He had some experience of the region during his time as a full-time Air Force chaplain, which included a stint at Williamtown.
In his first five years in the parish his people have endured severe drought, incredibly destructive bushfires, and then COVID.
Fr Greg was adamant the fires of 2019 would not destroy the heart of the people. He wrote this not long after the catastrophic experience.
“Some fires burnt to the very edges of houses, taking out sheds and cars but leaving homes intact — a testament to the fighting spirit of the Rural Fire Service and the communities that were able to stand their ground and defend. I am confident the tenacity and resilience displayed across the region, as communities stood side by side to defend their homes, will see those affected rebuild and carry on.
“Talking with families during the crisis I was impressed with the calmness of everyone as they prepared. Good decisions were made as some chose to evacuate and others decided to fight.”
Fr Greg says the resilience is still there “but COVID following the drought has made people reluctant”.
“They are holding their emotions in,” he says. “Drought, bushfire and then COVID have really tested people's strength to hang in. But people are rallying around each other and checking on their neighbours.”
It is the way the parish operates. During the bushfires, incredible stories emerged of neighbours and strangers pulling together and of genuine community spirit in the face of adversity.
“At times like this we really witness the heart of the Australian people and the determination of our communities to do more than simply survive these disasters,” Fr Greg wrote after the event.
Now, he says, they are also wondering what will happen next.
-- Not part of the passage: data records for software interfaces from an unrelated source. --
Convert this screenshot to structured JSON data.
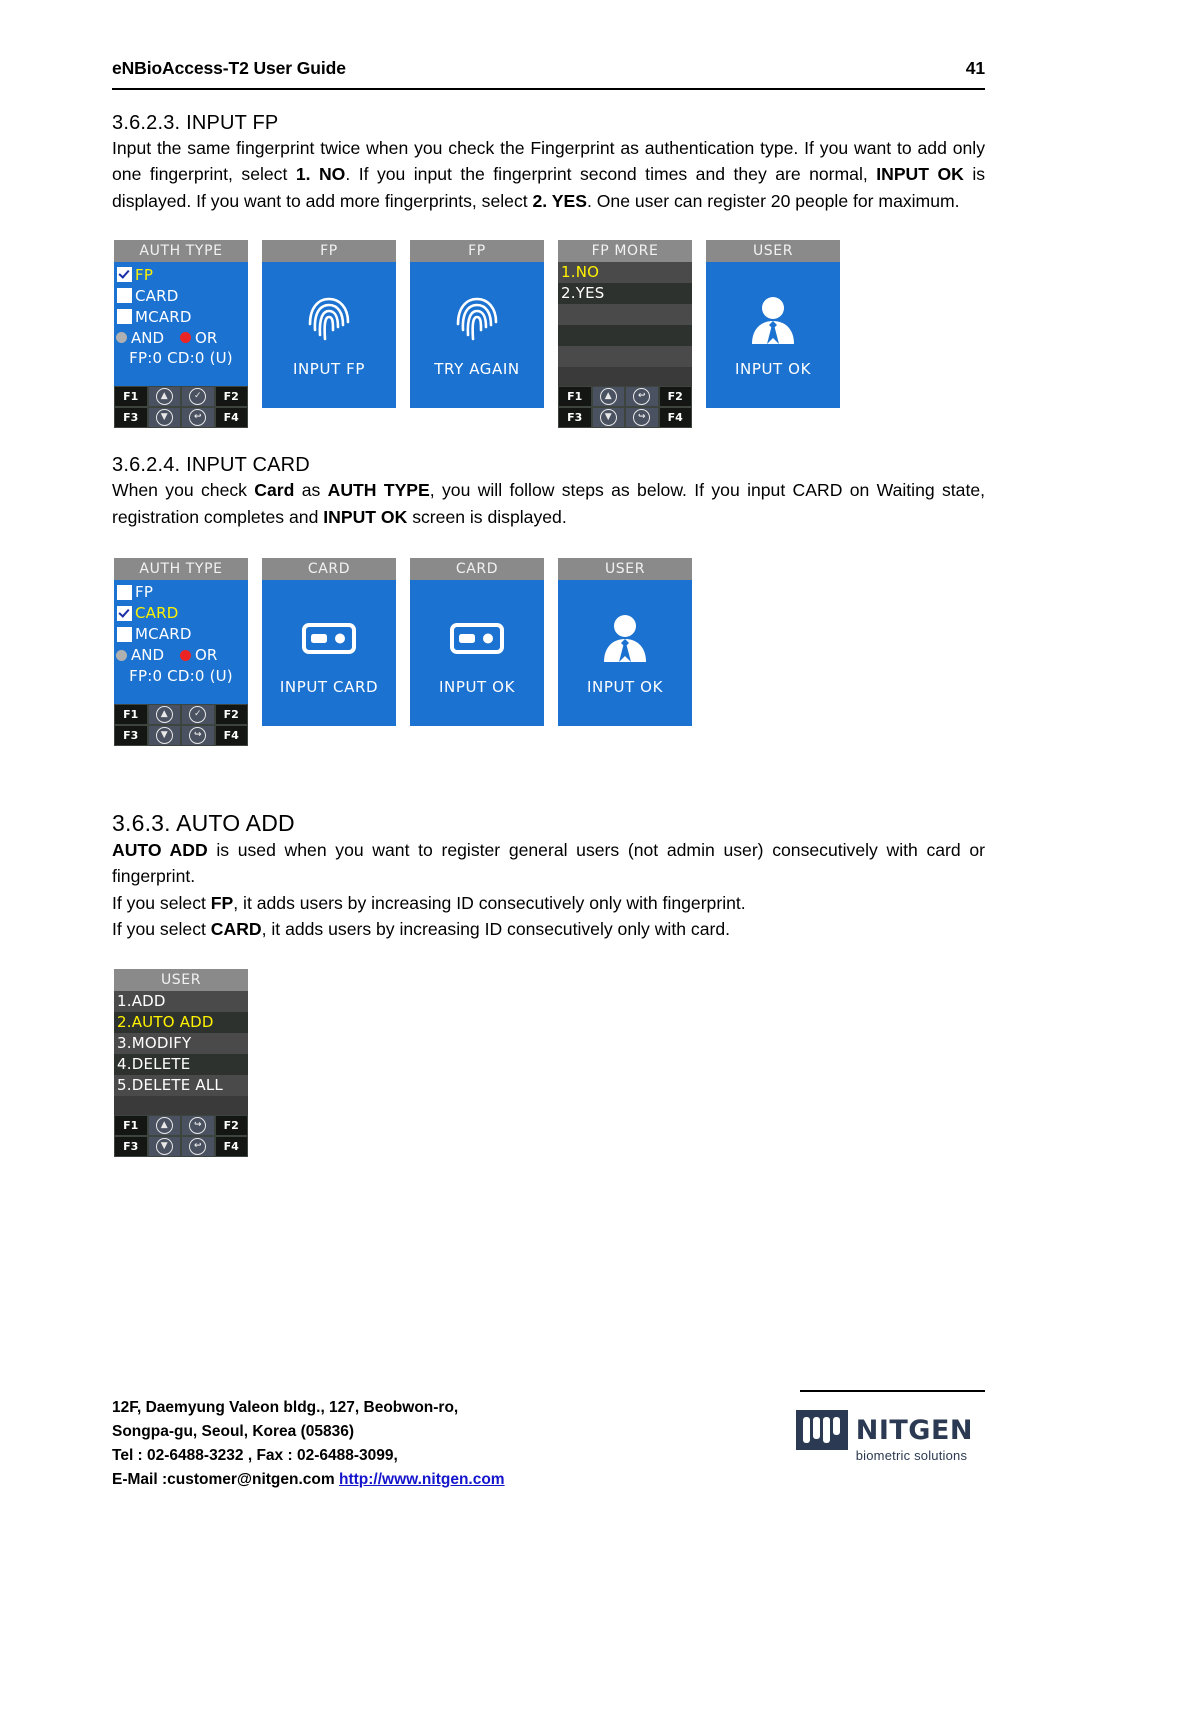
{
  "header": {
    "title": "eNBioAccess-T2 User Guide",
    "page_number": "41"
  },
  "sections": {
    "input_fp": {
      "heading": "3.6.2.3. INPUT FP",
      "paragraph_parts": {
        "p1": "Input the same fingerprint twice when you check the Fingerprint as authentication type. If you want to add only one fingerprint, select ",
        "b1": "1. NO",
        "p2": ". If you input the fingerprint second times and they are normal, ",
        "b2": "INPUT OK",
        "p3": " is displayed. If you want to add more fingerprints, select ",
        "b3": "2. YES",
        "p4": ". One user can register 20 people for maximum."
      }
    },
    "input_card": {
      "heading": "3.6.2.4. INPUT CARD",
      "paragraph_parts": {
        "p1": "When you check ",
        "b1": "Card",
        "p2": " as ",
        "b2": "AUTH TYPE",
        "p3": ", you will follow steps as below. If you input CARD on Waiting state, registration completes and ",
        "b3": "INPUT OK",
        "p4": " screen is displayed."
      }
    },
    "auto_add": {
      "heading": "3.6.3.  AUTO ADD",
      "paragraph_parts": {
        "b1": "AUTO ADD",
        "p1": " is used when you want to register general users (not admin user) consecutively with card or fingerprint.",
        "l2a": "If you select ",
        "l2b": "FP",
        "l2c": ", it adds users by increasing ID consecutively only with fingerprint.",
        "l3a": "If you select ",
        "l3b": "CARD",
        "l3c": ", it adds users by increasing ID consecutively only with card."
      }
    }
  },
  "fp_screens": [
    {
      "title": "AUTH TYPE",
      "kind": "auth-type",
      "options": [
        {
          "label": "FP",
          "checked": true,
          "highlight": true
        },
        {
          "label": "CARD",
          "checked": false,
          "highlight": false
        },
        {
          "label": "MCARD",
          "checked": false,
          "highlight": false
        }
      ],
      "radios": [
        {
          "label": "AND",
          "color": "gray"
        },
        {
          "label": "OR",
          "color": "red"
        }
      ],
      "counts": "FP:0 CD:0 (U)",
      "keypad": {
        "row1": [
          "F1",
          "up-arrow-icon",
          "check-icon",
          "F2"
        ],
        "row2": [
          "F3",
          "down-arrow-icon",
          "back-arrow-icon",
          "F4"
        ]
      }
    },
    {
      "title": "FP",
      "kind": "icon",
      "icon": "fingerprint-icon",
      "caption": "INPUT FP",
      "keypad": null
    },
    {
      "title": "FP",
      "kind": "icon",
      "icon": "fingerprint-icon",
      "caption": "TRY AGAIN",
      "keypad": null
    },
    {
      "title": "FP MORE",
      "kind": "menu",
      "menu": [
        {
          "label": "1.NO",
          "selected": true
        },
        {
          "label": "2.YES",
          "selected": false
        },
        {
          "label": "",
          "selected": false
        },
        {
          "label": "",
          "selected": false
        },
        {
          "label": "",
          "selected": false
        }
      ],
      "keypad": {
        "row1": [
          "F1",
          "up-arrow-icon",
          "back-arrow-icon",
          "F2"
        ],
        "row2": [
          "F3",
          "down-arrow-icon",
          "forward-arrow-icon",
          "F4"
        ]
      }
    },
    {
      "title": "USER",
      "kind": "icon",
      "icon": "user-icon",
      "caption": "INPUT OK",
      "keypad": null
    }
  ],
  "card_screens": [
    {
      "title": "AUTH TYPE",
      "kind": "auth-type",
      "options": [
        {
          "label": "FP",
          "checked": false,
          "highlight": false
        },
        {
          "label": "CARD",
          "checked": true,
          "highlight": true
        },
        {
          "label": "MCARD",
          "checked": false,
          "highlight": false
        }
      ],
      "radios": [
        {
          "label": "AND",
          "color": "gray"
        },
        {
          "label": "OR",
          "color": "red"
        }
      ],
      "counts": "FP:0 CD:0 (U)",
      "keypad": {
        "row1": [
          "F1",
          "up-arrow-icon",
          "check-icon",
          "F2"
        ],
        "row2": [
          "F3",
          "down-arrow-icon",
          "forward-arrow-icon",
          "F4"
        ]
      }
    },
    {
      "title": "CARD",
      "kind": "icon",
      "icon": "card-icon",
      "caption": "INPUT CARD",
      "keypad": null
    },
    {
      "title": "CARD",
      "kind": "icon",
      "icon": "card-icon",
      "caption": "INPUT OK",
      "keypad": null
    },
    {
      "title": "USER",
      "kind": "icon",
      "icon": "user-icon",
      "caption": "INPUT OK",
      "keypad": null
    }
  ],
  "user_menu_screen": {
    "title": "USER",
    "menu": [
      {
        "label": "1.ADD",
        "selected": false
      },
      {
        "label": "2.AUTO ADD",
        "selected": true
      },
      {
        "label": "3.MODIFY",
        "selected": false
      },
      {
        "label": "4.DELETE",
        "selected": false
      },
      {
        "label": "5.DELETE ALL",
        "selected": false
      }
    ],
    "keypad": {
      "row1": [
        "F1",
        "up-arrow-icon",
        "forward-arrow-icon",
        "F2"
      ],
      "row2": [
        "F3",
        "down-arrow-icon",
        "back-arrow-icon",
        "F4"
      ]
    }
  },
  "footer": {
    "line1": "12F, Daemyung Valeon bldg., 127, Beobwon-ro,",
    "line2": "Songpa-gu, Seoul, Korea (05836)",
    "line3": "Tel : 02-6488-3232 , Fax : 02-6488-3099,",
    "line4_label": "E-Mail :customer@nitgen.com ",
    "line4_link": "http://www.nitgen.com",
    "logo_word": "NITGEN",
    "logo_sub": "biometric solutions"
  },
  "colors": {
    "screen_blue": "#1b72d0",
    "title_gray": "#8a8a8a",
    "highlight_yellow": "#fff200",
    "radio_red": "#ec2424",
    "link_blue": "#1414cc",
    "logo_navy": "#2b3a52"
  }
}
“Many are looking forward to the COVID vaccination,” he says. “They believe the sense of security it offers will bring them back to a sort of normality and to what they had before.”